Grind the almonds. Combine the almonds with the water and blitz on high in a blender for about 2 minutes – or until the liquid stops jumping up the sides of the blender and churns around smoothly. You will probably need to do this in 2 batches.
Strain the almonds. Line the sieve with a piece of muslin and place on top of a pouring bowl or wide-rimmed jug. Tip in the blended almonds and water, and allow the liquid to drip through for a few minutes. Gather up the ends of the muslin and squeeze until all the liquid has been pressed out.
Thicken the milk (optional). Transfer the milk to a saucepan. Gently heat to just below boiling point. Once you see small bubbles barely breaking the surface, reduce the heat to a gentle simmer. Simmer for 10 minutes, stirring frequently. By this point, the milk will be noticeably thicker, with a viscosity that is closer to cream.
Transfer the almond milk to an airtight container and keep in the refrigerator for up to 5 days.
Fine Almond Flour
Leftover nut pulp
Dehydrate the almonds. Turn your oven onto the lowest setting (I used 80°C/175°F). Line a large roasting tray with baking paper. Shake the almond pulp into the tray, and use your hands to break up the clumps as best you can and spread out in an even layer. Set a timer for 2 hours and go potter elsewhere in the house. When the timer goes off, take the almond pulp out of the oven and rub it between your fingers. At this stage, it will still feel moist. Break up any large clumps and return to the oven. Repeat every hour until the pulp is dry like dust. Mine took 4 hours.

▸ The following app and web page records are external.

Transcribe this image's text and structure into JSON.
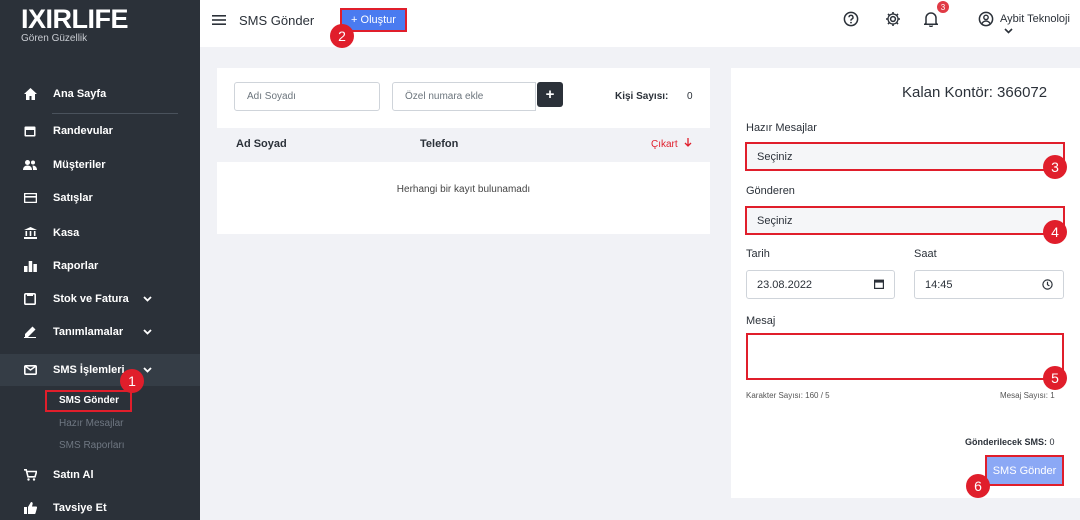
{
  "brand": {
    "title": "IXIRLIFE",
    "subtitle": "Gören Güzellik"
  },
  "sidebar": {
    "items": [
      {
        "label": "Ana Sayfa",
        "icon": "home-icon"
      },
      {
        "label": "Randevular",
        "icon": "calendar-icon"
      },
      {
        "label": "Müşteriler",
        "icon": "users-icon"
      },
      {
        "label": "Satışlar",
        "icon": "card-icon"
      },
      {
        "label": "Kasa",
        "icon": "bank-icon"
      },
      {
        "label": "Raporlar",
        "icon": "chart-icon"
      },
      {
        "label": "Stok ve Fatura",
        "icon": "box-icon"
      },
      {
        "label": "Tanımlamalar",
        "icon": "pen-icon"
      },
      {
        "label": "SMS İşlemleri",
        "icon": "mail-icon"
      },
      {
        "label": "Satın Al",
        "icon": "cart-icon"
      },
      {
        "label": "Tavsiye Et",
        "icon": "thumbs-up-icon"
      }
    ],
    "sms_sub": [
      "SMS Gönder",
      "Hazır Mesajlar",
      "SMS Raporları"
    ]
  },
  "topbar": {
    "title": "SMS Gönder",
    "create_label": "+ Oluştur",
    "notification_count": "3",
    "user": "Aybit Teknoloji"
  },
  "recipients": {
    "name_placeholder": "Adı Soyadı",
    "number_placeholder": "Özel numara ekle",
    "count_label": "Kişi Sayısı:",
    "count_value": "0",
    "col_name": "Ad Soyad",
    "col_phone": "Telefon",
    "col_remove": "Çıkart",
    "empty_text": "Herhangi bir kayıt bulunamadı"
  },
  "form": {
    "credit": "Kalan Kontör: 366072",
    "templates_label": "Hazır Mesajlar",
    "templates_value": "Seçiniz",
    "sender_label": "Gönderen",
    "sender_value": "Seçiniz",
    "date_label": "Tarih",
    "date_value": "23.08.2022",
    "time_label": "Saat",
    "time_value": "14:45",
    "message_label": "Mesaj",
    "char_count": "Karakter Sayısı: 160 / 5",
    "msg_count": "Mesaj Sayısı: 1",
    "to_send_label": "Gönderilecek SMS:",
    "to_send_value": "0",
    "send_label": "SMS Gönder"
  },
  "markers": [
    "1",
    "2",
    "3",
    "4",
    "5",
    "6"
  ],
  "colors": {
    "accent": "#4a7bf0",
    "highlight": "#e01e2b",
    "sidebar": "#2b3139"
  }
}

Grind the almonds. Right now, what you have created is ground almonds. Tip the dried-out pulp into a spice grinder, and grind to a fine powder to create almond flour. You will probably need to do this in several batches. Transfer to an airtight container and store in a cool place out of direct sunlight (but not in the refrigerator).
My name is Rwth. I’m from Wales originally, but have lived happily in Bristol for many years. Cooking gives me great pleasure, but my interest in it was born of necessity. In 2012, my digestive system broke down after I suffered a traumatic bereavement. I spent the next 2 years in constant pain, until I began to follow the Paleo Diet. The Paleo Diet excludes foods that are difficult to digest and place stress on our bodies. This means cutting out all processed foods, and complex carbohydrates like sugar, dairy and grains such as wheat, oats and rice.
This website contains recipes and useful information for anyone following the Paleo Diet. In particular, for those who are trying to manage a gastrointestinal disorder such as Small Intestinal Bacterial Overgrowth (SIBO), Irritable Bowel Syndrome (IBS), Inflammatory Bowel Disease (IBD), Crohn's Disease, Coeliac Disease, Ulcerative Colitis or Leaky Gut. All the recipes are free from gluten, dairy and sugar.
Some recipes do contain grains and other starches like legumes - these are labelled 'Paleo Plus'. This is because carbohydrates are important for regulating female hormones, while resistant starch is important for maintaining healthy gut flora in both men and women. So, for this reason, carbohydrates should be gently reintroduced when your gut is ready. For more information on this, read the Paleo Plus page.